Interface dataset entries
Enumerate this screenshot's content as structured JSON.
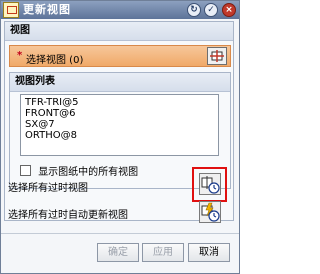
{
  "window": {
    "title": "更新视图"
  },
  "view_section": {
    "header": "视图",
    "select_required_mark": "*",
    "select_label": "选择视图 (0)",
    "list_group": {
      "header": "视图列表",
      "items": [
        "TFR-TRI@5",
        "FRONT@6",
        "SX@7",
        "ORTHO@8"
      ],
      "show_all_checkbox_label": "显示图纸中的所有视图",
      "show_all_checked": false
    }
  },
  "actions": {
    "select_outdated_label": "选择所有过时视图",
    "select_outdated_auto_label": "选择所有过时自动更新视图"
  },
  "buttons": {
    "ok": "确定",
    "apply": "应用",
    "cancel": "取消"
  },
  "colors": {
    "titlebar": "#6f84a8",
    "select_row": "#f2b27a",
    "highlight": "#e01010"
  }
}
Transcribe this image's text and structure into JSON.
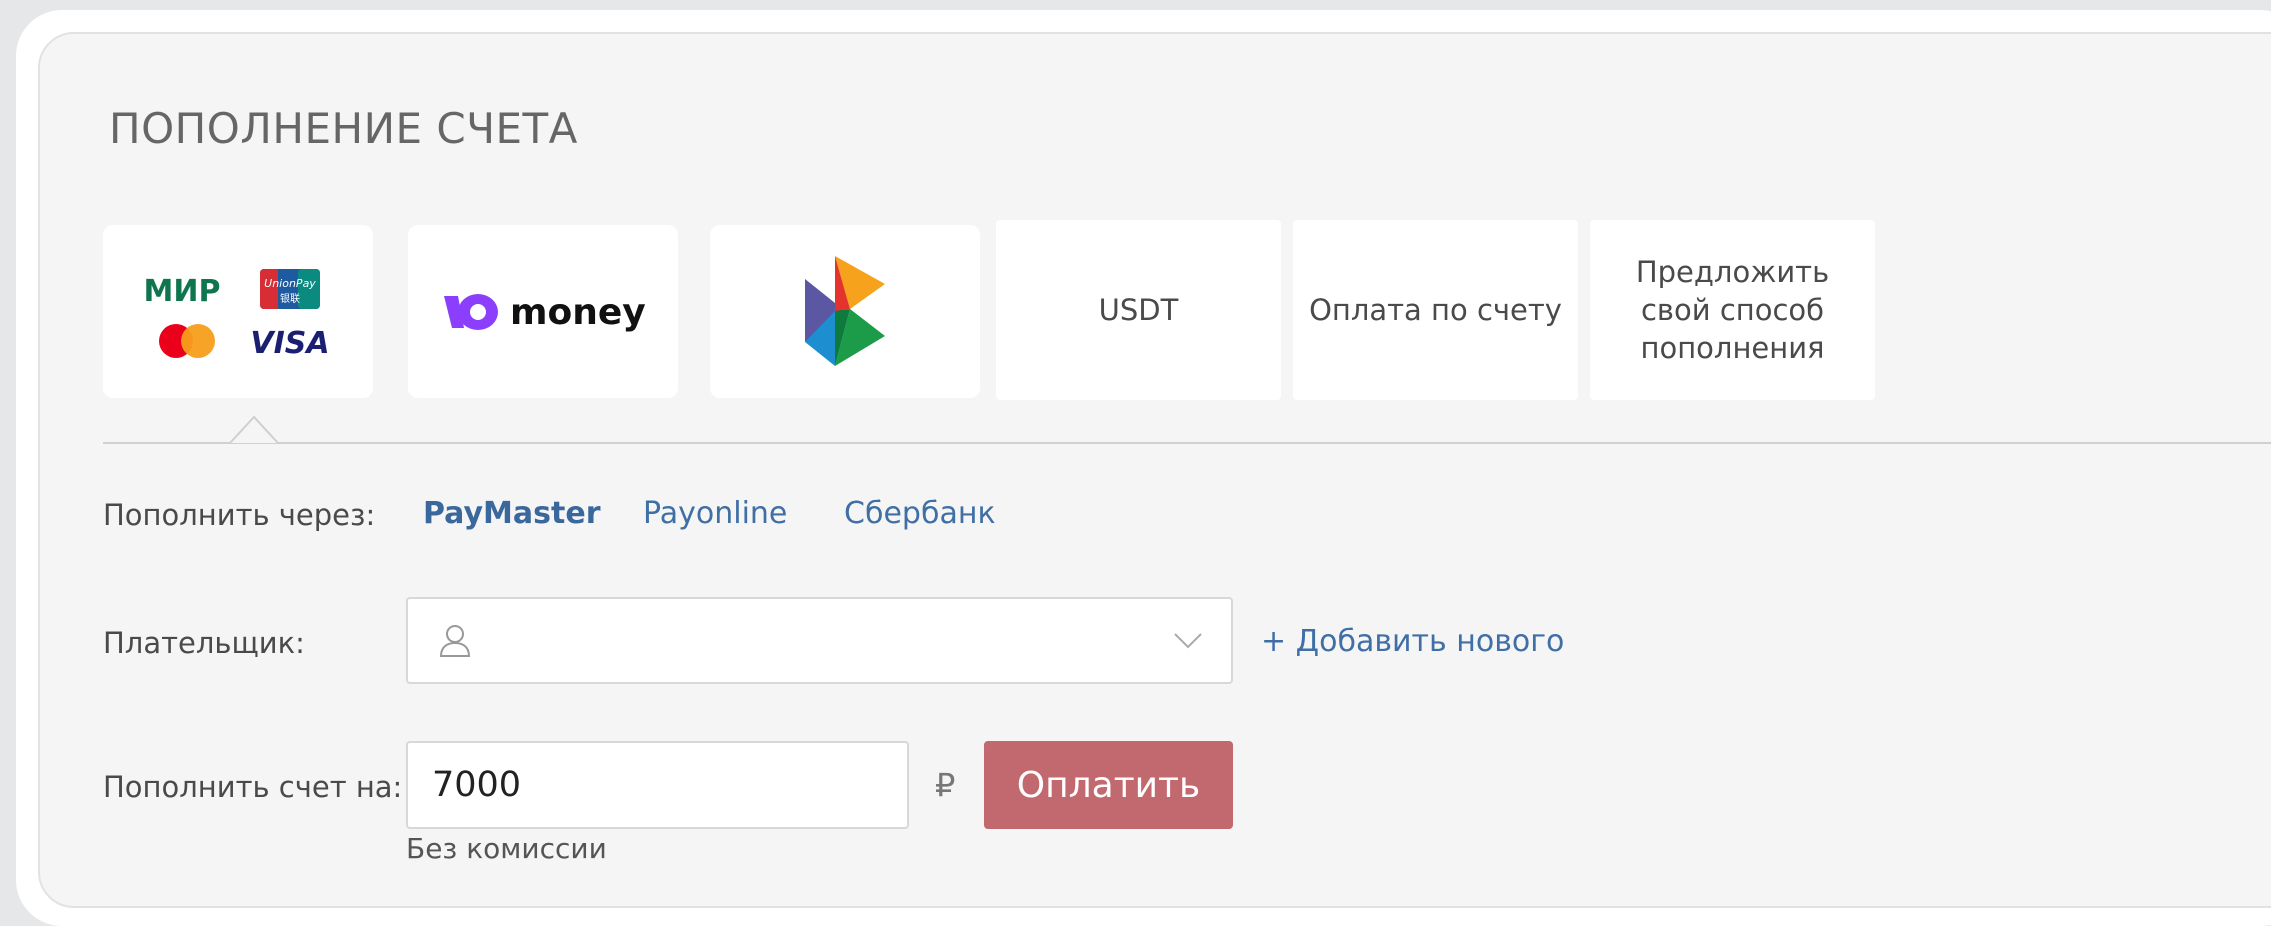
{
  "title": "ПОПОЛНЕНИЕ СЧЕТА",
  "methods": [
    {
      "name": "cards",
      "logos": [
        "МИР",
        "UnionPay",
        "Mastercard",
        "VISA"
      ]
    },
    {
      "name": "yoomoney",
      "text": "money"
    },
    {
      "name": "sbp-logo"
    },
    {
      "name": "usdt",
      "label": "USDT"
    },
    {
      "name": "invoice",
      "label": "Оплата по счету"
    },
    {
      "name": "suggest",
      "label": "Предложить свой способ пополнения"
    }
  ],
  "logos": {
    "mir": "МИР",
    "unionpay_top": "UnionPay",
    "unionpay_bottom": "银联",
    "visa": "VISA",
    "yoomoney_mark": "Ю",
    "yoomoney_text": "money"
  },
  "card_labels": {
    "usdt": "USDT",
    "invoice": "Оплата по счету",
    "suggest_1": "Предложить",
    "suggest_2": "свой способ",
    "suggest_3": "пополнения"
  },
  "providers": {
    "label": "Пополнить через:",
    "items": [
      "PayMaster",
      "Payonline",
      "Сбербанк"
    ],
    "active": "PayMaster"
  },
  "payer": {
    "label": "Плательщик:",
    "value": "",
    "add_link": "+ Добавить нового"
  },
  "amount": {
    "label": "Пополнить счет на:",
    "value": "7000",
    "currency": "₽",
    "note": "Без комиссии",
    "button": "Оплатить"
  },
  "colors": {
    "accent_button": "#c2686f",
    "link": "#3f6fa5",
    "panel_bg": "#f5f5f5"
  },
  "icons": [
    "user-icon",
    "chevron-down-icon"
  ]
}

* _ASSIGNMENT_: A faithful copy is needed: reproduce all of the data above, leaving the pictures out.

* _OUTPUT FOR THIS EXERCISE_:
Enumerate this screenshot's content as structured JSON.
{
  "window": {
    "title": "更新视图"
  },
  "view_section": {
    "header": "视图",
    "select_required_mark": "*",
    "select_label": "选择视图 (0)",
    "list_group": {
      "header": "视图列表",
      "items": [
        "TFR-TRI@5",
        "FRONT@6",
        "SX@7",
        "ORTHO@8"
      ],
      "show_all_checkbox_label": "显示图纸中的所有视图",
      "show_all_checked": false
    }
  },
  "actions": {
    "select_outdated_label": "选择所有过时视图",
    "select_outdated_auto_label": "选择所有过时自动更新视图"
  },
  "buttons": {
    "ok": "确定",
    "apply": "应用",
    "cancel": "取消"
  },
  "colors": {
    "titlebar": "#6f84a8",
    "select_row": "#f2b27a",
    "highlight": "#e01010"
  }
}
Transcribe this image's text and structure into JSON.
{
  "title": "ПОПОЛНЕНИЕ СЧЕТА",
  "methods": [
    {
      "name": "cards",
      "logos": [
        "МИР",
        "UnionPay",
        "Mastercard",
        "VISA"
      ]
    },
    {
      "name": "yoomoney",
      "text": "money"
    },
    {
      "name": "sbp-logo"
    },
    {
      "name": "usdt",
      "label": "USDT"
    },
    {
      "name": "invoice",
      "label": "Оплата по счету"
    },
    {
      "name": "suggest",
      "label": "Предложить свой способ пополнения"
    }
  ],
  "logos": {
    "mir": "МИР",
    "unionpay_top": "UnionPay",
    "unionpay_bottom": "银联",
    "visa": "VISA",
    "yoomoney_mark": "Ю",
    "yoomoney_text": "money"
  },
  "card_labels": {
    "usdt": "USDT",
    "invoice": "Оплата по счету",
    "suggest_1": "Предложить",
    "suggest_2": "свой способ",
    "suggest_3": "пополнения"
  },
  "providers": {
    "label": "Пополнить через:",
    "items": [
      "PayMaster",
      "Payonline",
      "Сбербанк"
    ],
    "active": "PayMaster"
  },
  "payer": {
    "label": "Плательщик:",
    "value": "",
    "add_link": "+ Добавить нового"
  },
  "amount": {
    "label": "Пополнить счет на:",
    "value": "7000",
    "currency": "₽",
    "note": "Без комиссии",
    "button": "Оплатить"
  },
  "colors": {
    "accent_button": "#c2686f",
    "link": "#3f6fa5",
    "panel_bg": "#f5f5f5"
  },
  "icons": [
    "user-icon",
    "chevron-down-icon"
  ]
}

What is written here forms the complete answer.